Source: The Economist

The end of capitalism has begun

Wednesday, August 5th, 2015

Without us noticing, we are entering the postcapitalist era. At the heart of further change to come is information technology, new ways of working and the sharing economy. The old ways will take a long while to disappear, but it’s time to be utopian.

I’ve raised this question–albeit with much less clarity–in class. Read Paul Mason’s take in The Guardian. 

Mexico City tries to squat off the fat for free subway rides

Wednesday, February 4th, 2015

In an effort to fight obesity, the government of Mexico City will begin offering free subway rides in exchange for 10 squats in front of a ticket-dispensing motion sensor. 

Avuncularism?

They did a similar thing in Russia…

The Global Geography of Internet Addiction

Friday, December 12th, 2014

How People Spend Their Time on the Internet

Happiness and Development

Sunday, November 2nd, 2014

 

A survey of 43 countries published on October 30th by the Pew Research Centre of Washington, DC, shows that people in emerging markets are within a whisker of expressing the same level of satisfaction with their lot as people in rich countries. The Pew poll asks respondents to measure, on a scale from zero to ten, how good their lives are. (Those who say between seven and ten are counted as happy.)
In 2007, 57% of respondents in rich countries put themselves in the top four tiers; in emerging markets the share was 33%; in poor countries only 16%—a classic expression of the standard view that richer people are more likely to be happy.
But in 2014, 54% of rich-country respondents counted themselves as happy, whereas in emerging markets the percentage jumped to 51%.

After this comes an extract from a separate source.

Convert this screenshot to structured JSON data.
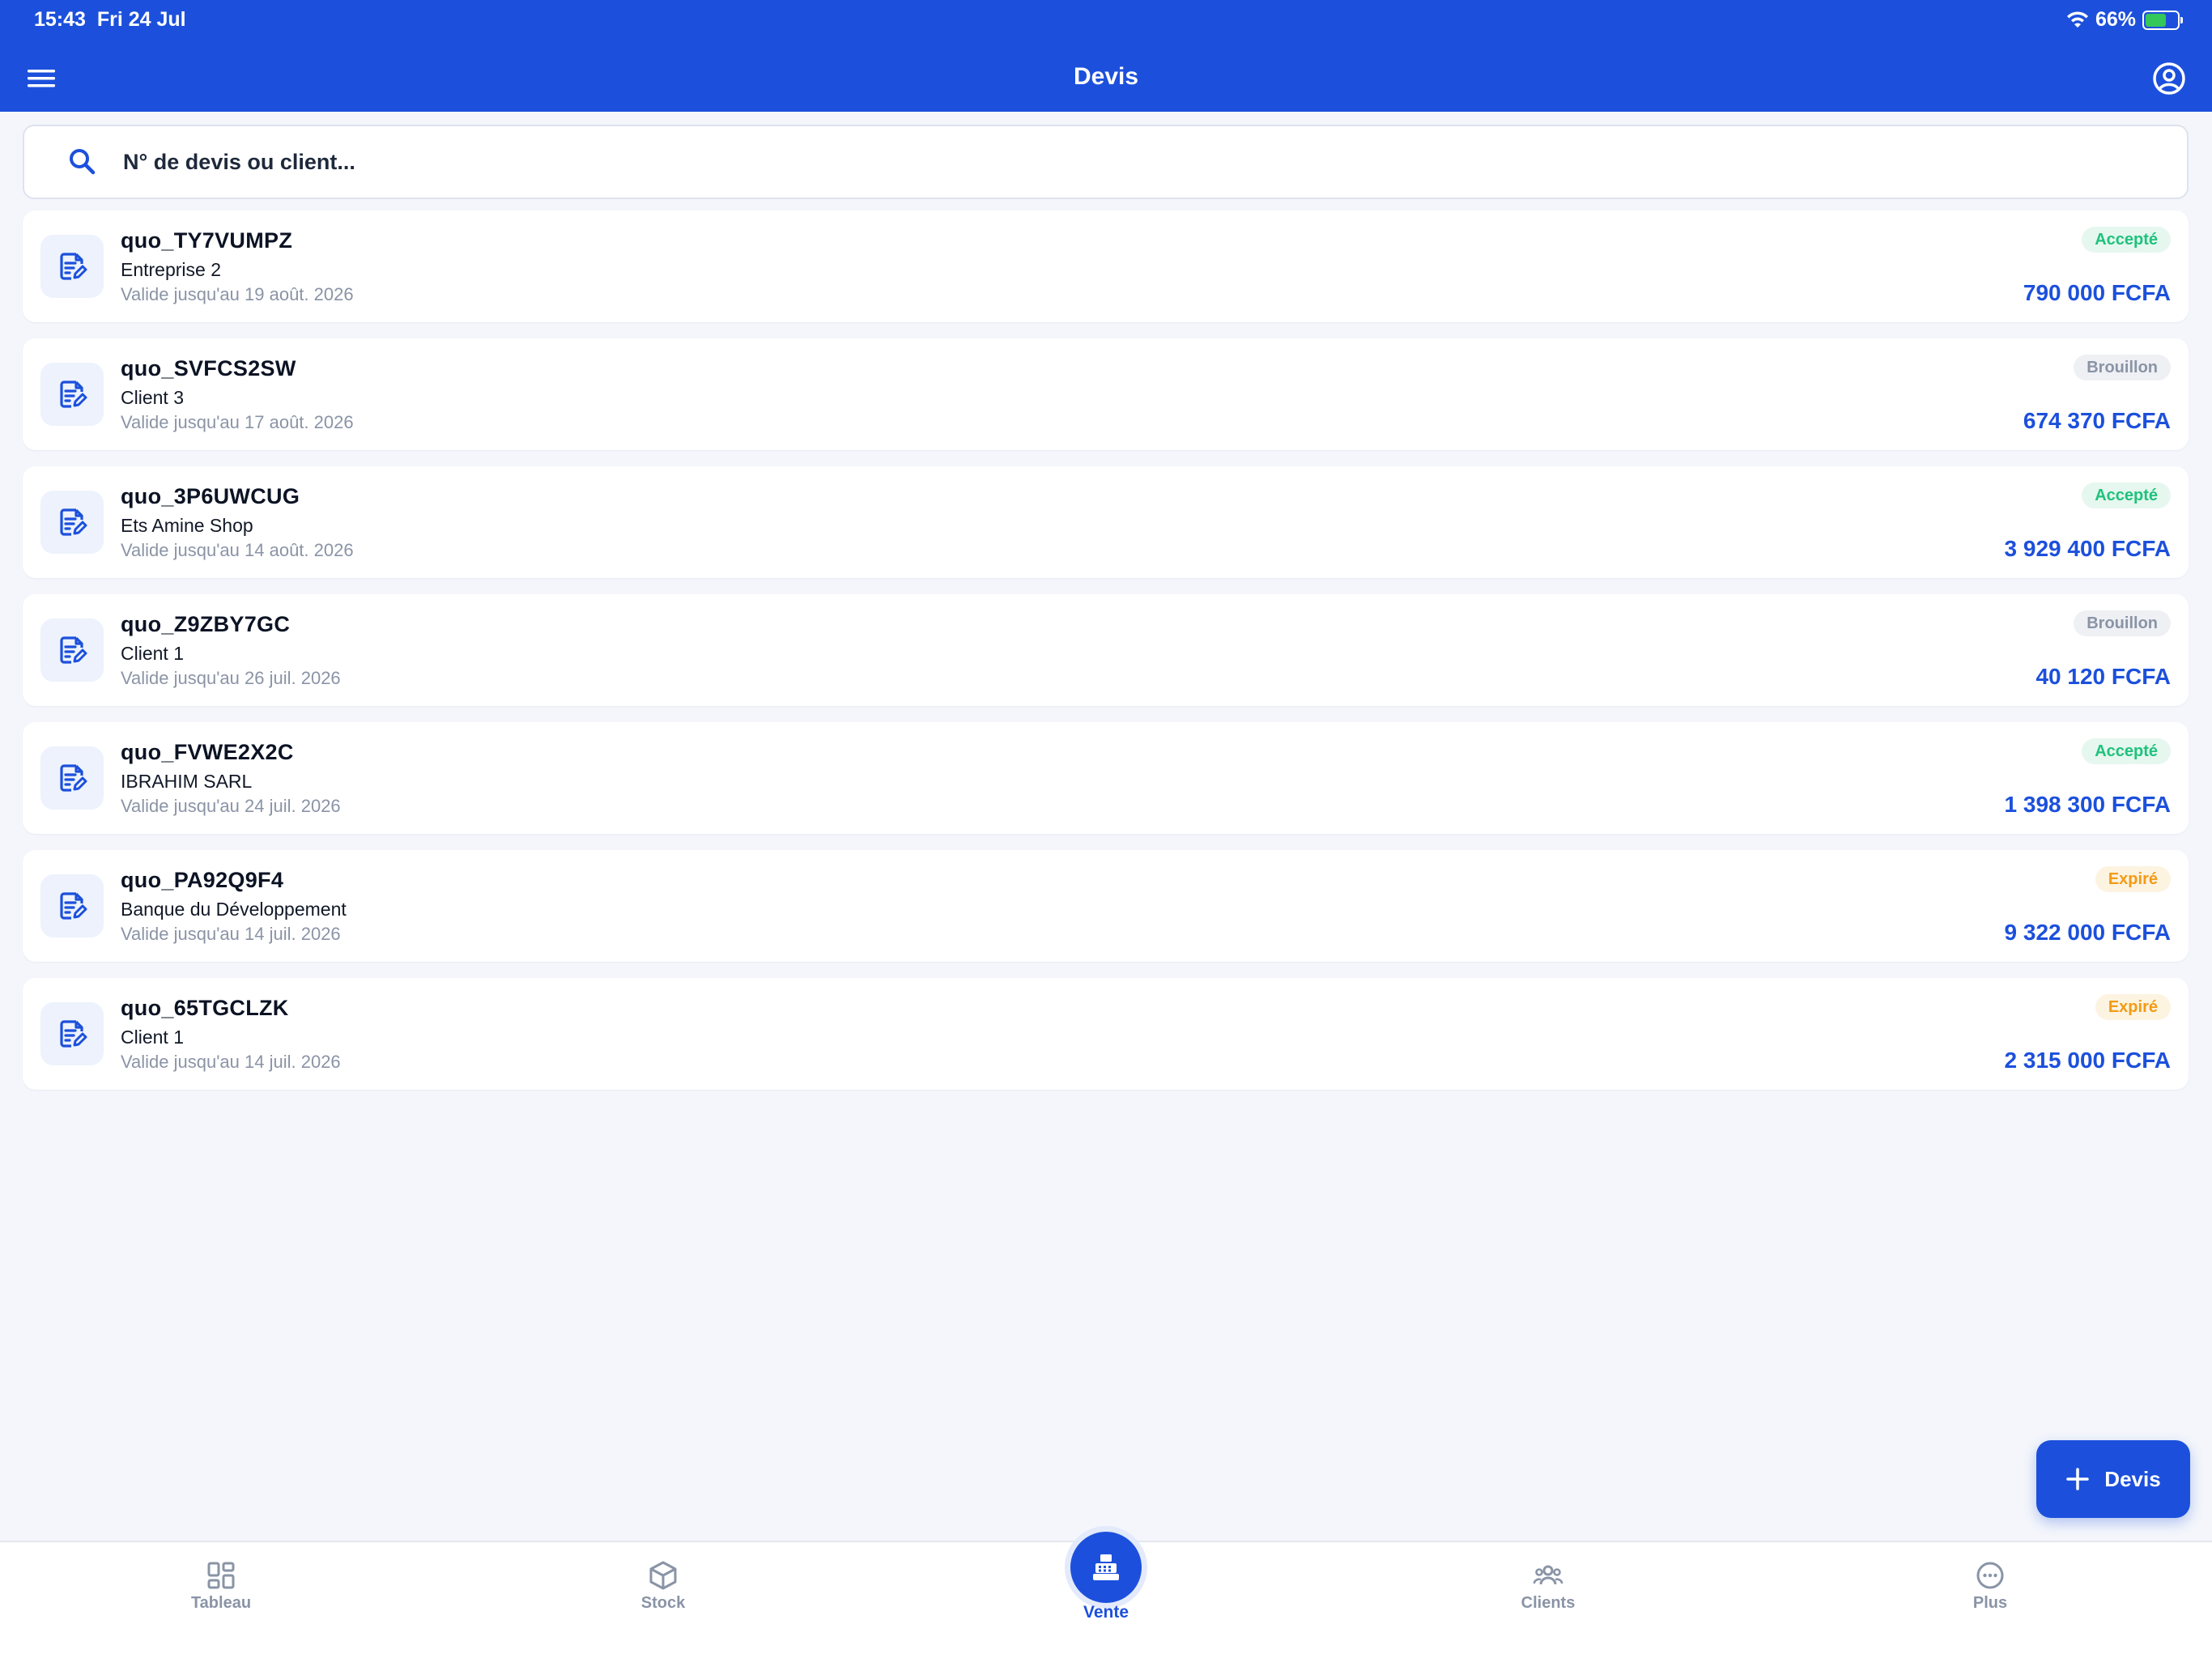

What Europe Would Look Like If All the Separatist Movements Got Their Way

Thursday, September 25th, 2014

What Europe Would Look Like If All the Separatist Movements Got Their Way

Stop Multitasking: You’re not good at it

Friday, July 25th, 2014

“Evidence from psychology, cognitive science, and neuroscience suggests that when students multitask while doing schoolwork, their learning is far spottier and shallower than if the work had their full attention. They understand and remember less, and they have greater difficulty transferring their learning to new contexts.”

“I don’t care if a kid wants to tweet while she’s watching American Idol, or have music on while he plays a video game. But when students are doing serious work with their minds, they have to have focus.”

“Under most conditions, the brain simply cannot do two complex tasks at the same time. It can happen only when the two tasks are both very simple and when they don’t compete with each other for the same mental resources. An example would be folding laundry and listening to the weather report on the radio. That’s fine. But listening to a lecture while texting, or doing homework and being on Facebook—each of these tasks is very demanding, and each of them uses the same area of the brain, the prefrontal cortex.”

Read the evidence from the Slate. AND STOP IT!

 

The Left-Right Political Spectrum Is Bogus

Wednesday, June 25th, 2014

The arrangement of positions along the left-right axis—progressive to reactionary, or conservative to liberal, communist to fascist, socialist to capitalist, or Democrat to Republican—is conceptually confused, ideologically tendentious, and historically contingent. And any position anywhere along it is infested by contradictions.

Causation vs. Correlation

Wednesday, May 28th, 2014

Here are some friendly reminders that causation does not equal correlation.

Categories